Female Musicians Banned from Charity Performance Minutes before Concert
A charity concert was disrupted in northwest Iran last week, and women musicians were banned from performing.
The ILNA news agency reported on the surprise prohibition of women musicians from the May 22nd event, which is one of the largest annual charity programs in the city of Qazvin.
The women are part of a traditional musical group that was scheduled to play the charity program in the auditorium of the Azad University of Qazvin. Before the concert began University President Moussa Khani entered the auditorium and ordered the women in the group to leave, explaining that they were banned from performing in the show. The women were forced to leave the venue and were not allowed to watch the male musicians perform from the audience.
Ahmad Shokri, the organizer of the charity event, spoke to ILNA about the incident. He said: “The group female musicians is the most respected traditional music group in Qazvin province who agreed to perform for the charity for free. But in the middle of the event, by the order of the dean of Azad University of Qazvin, they were prohibited to perform on the stage.”

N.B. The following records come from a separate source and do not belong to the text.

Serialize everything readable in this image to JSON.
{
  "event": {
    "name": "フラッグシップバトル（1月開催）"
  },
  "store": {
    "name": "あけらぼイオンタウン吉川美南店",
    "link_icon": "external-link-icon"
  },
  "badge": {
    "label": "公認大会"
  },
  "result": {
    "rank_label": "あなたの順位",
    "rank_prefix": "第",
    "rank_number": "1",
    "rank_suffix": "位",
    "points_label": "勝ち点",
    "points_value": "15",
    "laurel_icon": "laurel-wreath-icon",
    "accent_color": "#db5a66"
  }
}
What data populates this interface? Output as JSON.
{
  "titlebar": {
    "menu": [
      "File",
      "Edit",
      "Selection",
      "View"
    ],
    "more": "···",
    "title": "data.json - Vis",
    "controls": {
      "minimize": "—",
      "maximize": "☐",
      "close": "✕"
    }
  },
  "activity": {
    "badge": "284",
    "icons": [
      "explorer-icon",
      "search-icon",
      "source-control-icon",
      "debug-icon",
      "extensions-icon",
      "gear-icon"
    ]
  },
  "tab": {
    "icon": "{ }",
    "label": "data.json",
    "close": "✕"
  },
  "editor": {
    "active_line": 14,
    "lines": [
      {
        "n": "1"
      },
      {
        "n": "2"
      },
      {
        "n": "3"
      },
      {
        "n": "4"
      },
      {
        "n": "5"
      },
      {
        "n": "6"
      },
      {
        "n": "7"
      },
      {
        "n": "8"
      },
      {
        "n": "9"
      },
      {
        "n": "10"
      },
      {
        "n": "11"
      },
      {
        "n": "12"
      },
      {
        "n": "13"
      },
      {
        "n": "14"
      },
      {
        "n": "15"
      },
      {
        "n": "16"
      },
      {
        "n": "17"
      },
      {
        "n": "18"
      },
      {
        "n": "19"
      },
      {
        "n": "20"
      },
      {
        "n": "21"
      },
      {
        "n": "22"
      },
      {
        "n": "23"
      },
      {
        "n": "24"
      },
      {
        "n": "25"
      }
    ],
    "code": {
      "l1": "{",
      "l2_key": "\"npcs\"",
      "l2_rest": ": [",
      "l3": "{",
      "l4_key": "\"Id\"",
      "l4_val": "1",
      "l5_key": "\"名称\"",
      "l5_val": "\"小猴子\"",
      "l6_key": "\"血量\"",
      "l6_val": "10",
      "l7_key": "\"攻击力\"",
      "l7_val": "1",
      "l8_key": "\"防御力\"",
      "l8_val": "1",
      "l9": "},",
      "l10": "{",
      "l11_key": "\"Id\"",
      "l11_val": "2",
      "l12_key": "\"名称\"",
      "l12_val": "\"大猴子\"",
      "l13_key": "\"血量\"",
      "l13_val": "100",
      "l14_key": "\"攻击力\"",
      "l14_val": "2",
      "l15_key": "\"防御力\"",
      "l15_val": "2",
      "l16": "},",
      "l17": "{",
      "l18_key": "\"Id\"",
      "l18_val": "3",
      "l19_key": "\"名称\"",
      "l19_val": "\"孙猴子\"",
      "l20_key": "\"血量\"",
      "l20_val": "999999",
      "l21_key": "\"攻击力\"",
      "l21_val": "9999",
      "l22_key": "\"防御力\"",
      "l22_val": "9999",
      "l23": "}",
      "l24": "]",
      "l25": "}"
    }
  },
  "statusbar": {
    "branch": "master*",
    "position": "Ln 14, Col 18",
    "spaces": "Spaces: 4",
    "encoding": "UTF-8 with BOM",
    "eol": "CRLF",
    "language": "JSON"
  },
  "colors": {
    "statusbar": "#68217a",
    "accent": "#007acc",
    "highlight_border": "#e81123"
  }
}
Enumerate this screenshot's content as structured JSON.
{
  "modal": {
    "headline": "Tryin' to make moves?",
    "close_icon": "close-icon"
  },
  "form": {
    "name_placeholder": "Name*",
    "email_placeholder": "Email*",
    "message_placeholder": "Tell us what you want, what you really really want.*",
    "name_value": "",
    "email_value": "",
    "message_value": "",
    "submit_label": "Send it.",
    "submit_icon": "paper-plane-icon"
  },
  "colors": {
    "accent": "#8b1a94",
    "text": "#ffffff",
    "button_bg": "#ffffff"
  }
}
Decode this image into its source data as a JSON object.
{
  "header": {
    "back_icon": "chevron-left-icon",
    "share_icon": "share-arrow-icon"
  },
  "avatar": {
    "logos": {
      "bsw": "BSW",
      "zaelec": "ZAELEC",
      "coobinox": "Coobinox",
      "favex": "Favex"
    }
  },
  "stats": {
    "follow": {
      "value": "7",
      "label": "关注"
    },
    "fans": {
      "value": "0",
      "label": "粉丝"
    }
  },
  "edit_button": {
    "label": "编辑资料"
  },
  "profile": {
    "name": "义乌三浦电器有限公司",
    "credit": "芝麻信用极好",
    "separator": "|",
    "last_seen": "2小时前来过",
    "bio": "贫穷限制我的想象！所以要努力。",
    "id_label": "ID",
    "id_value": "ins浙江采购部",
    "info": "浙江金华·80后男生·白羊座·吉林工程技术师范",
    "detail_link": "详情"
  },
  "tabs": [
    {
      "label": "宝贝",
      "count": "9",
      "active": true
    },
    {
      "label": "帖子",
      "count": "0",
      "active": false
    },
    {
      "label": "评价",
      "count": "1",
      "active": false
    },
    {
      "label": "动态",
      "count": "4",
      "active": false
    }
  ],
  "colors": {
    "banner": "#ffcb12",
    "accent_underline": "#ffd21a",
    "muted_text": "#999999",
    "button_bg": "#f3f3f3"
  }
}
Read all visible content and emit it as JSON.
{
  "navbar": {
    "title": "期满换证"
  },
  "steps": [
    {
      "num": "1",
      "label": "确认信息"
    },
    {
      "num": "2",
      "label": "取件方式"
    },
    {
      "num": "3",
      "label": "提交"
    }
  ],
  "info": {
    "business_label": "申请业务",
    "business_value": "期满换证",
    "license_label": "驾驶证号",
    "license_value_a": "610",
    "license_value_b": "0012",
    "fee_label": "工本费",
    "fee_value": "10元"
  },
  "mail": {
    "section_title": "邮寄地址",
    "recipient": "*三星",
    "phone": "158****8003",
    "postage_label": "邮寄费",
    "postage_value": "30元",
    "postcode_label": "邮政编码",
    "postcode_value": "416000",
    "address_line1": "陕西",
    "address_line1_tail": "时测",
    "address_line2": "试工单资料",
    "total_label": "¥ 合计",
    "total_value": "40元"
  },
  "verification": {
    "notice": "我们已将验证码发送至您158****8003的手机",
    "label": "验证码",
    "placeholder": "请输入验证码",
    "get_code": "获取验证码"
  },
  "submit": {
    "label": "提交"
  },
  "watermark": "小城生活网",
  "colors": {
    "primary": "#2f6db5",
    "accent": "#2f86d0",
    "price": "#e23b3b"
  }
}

“They were not even allowed to sit in the audience, which prompted many of the artists to leave the event in protest,” Shokri added.
Prohibition of Artistic Expression
Artistic expression is commonly targeted for suppression by the extremist regime. State-run television will not even show musical instruments in its broadcasts. Women are subject to the most repressive restrictions on artistic performance though. Women are forbidden from publicly performing in theaters and music groups. Women may not perform as vocalists in the presence of men.
In February 2019, the regime’s religious police banned a pop group after a female guitarist sang a 12-second solo during a concert in Tehran.
On May 17, 2019, Negar Moazzam was placed under surveillance by the Prosecutor’s Office of Isfahan Province after singing a song during a sightseeing trip to the historical village of Abyaneh.
After the 1979 Revolution, women were forbidden from singing in public. Many female singers fled the country as a result. Those who did not were forced to stay home and silence their voices.
Women must have freedom of choice for selecting their attire. The compulsory veiling law must be abolished; and it will be abolished. Women must particularly have the right to equal participation in the society's political leadership.#IWD2019 #InternationalWomensDay#Iran pic.twitter.com/E9mo54ZYN9
— Maryam Rajavi (@Maryam_Rajavi) March 8, 2019
Women are subjected to a number of misogynistic restrictions by the Iranian regime. Female athletes are banned from public performances. Women are not even allowed to enter stadiums when men are competing.
Public cycling by women was recently banned in the city of Isfahan after pressure from clerical leaders. Women found in violation may have their bicycles confiscated.
At the beginning of Ramadan, regime Supreme Leader Ali Khamenei warned men that they should not even look at women during the holy month. He said that morality police would enforce the restriction and violators would be punished.
In the free #Iran of tomorrow, Iranian women will uproot violence and injustice with their active and equal participation in political leadership. #VAW #ViolenceAgainstWomen pic.twitter.com/eUz1YDYelw
— Maryam Rajavi (@Maryam_Rajavi) November 24, 2018
The recent crackdown on women is part of the regime’s latest strategy to avoid overthrow through fear and suppression. The mullahs, who are fearful that the economic catastrophe enveloping the country will lead to a widespread revolt led by the MEK, hope that creating a climate of fear will prevent the people from rising up. This strategy has only served to make the Iranian people angrier.